We're still unclear as to whether we're on for a debate tonight.
(Update: 3:01 PM - we're ready to rumble)
The debate, hosted at the University of Mississippi, will focus on foreign policy. It's slated to begin at 9 EST. The four broadcast networks, NPR and C-SPAN are all planning to carry it.
While we can expect the candidates to segueway to discuss domestic politics, particularly the financial crisis, there are still some really important issues to discuss regarding foreign policy. They include:
(1) The war on terrorism - first and foremost. Terrorism is still the biggest foreign threat to the US despite everything else that has happened.

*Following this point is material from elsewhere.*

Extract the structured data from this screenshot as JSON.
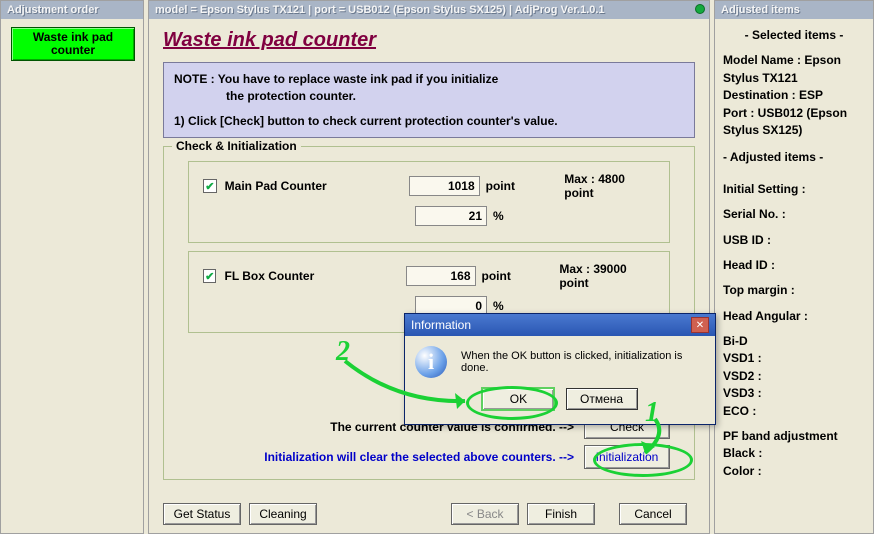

(2) Iran - the mullahs are pushing forward on nuclear power. Iran is a terrorism supporting state according to the US State Department (a designation that both Republican and Democratic administrations have made). A nuclear Iran is definitely a major concern from the standpoint of non-proliferation.
(3) Non-proliferation - it used to be that nation state cooperation was necessary to develop weapons of mass destruction. Today, that's not the case. The next administration needs a new approach for a new problem.
(4) Russia - Russia recently invaded and trashed the independent Republic of Georgia over an ostensible border dispute. The real purpose was to send the message to the US that Russia is still a world power to be reckoned with.
Hopefully, those doing the questioning will hold the candidates' feet to the fire on these issues.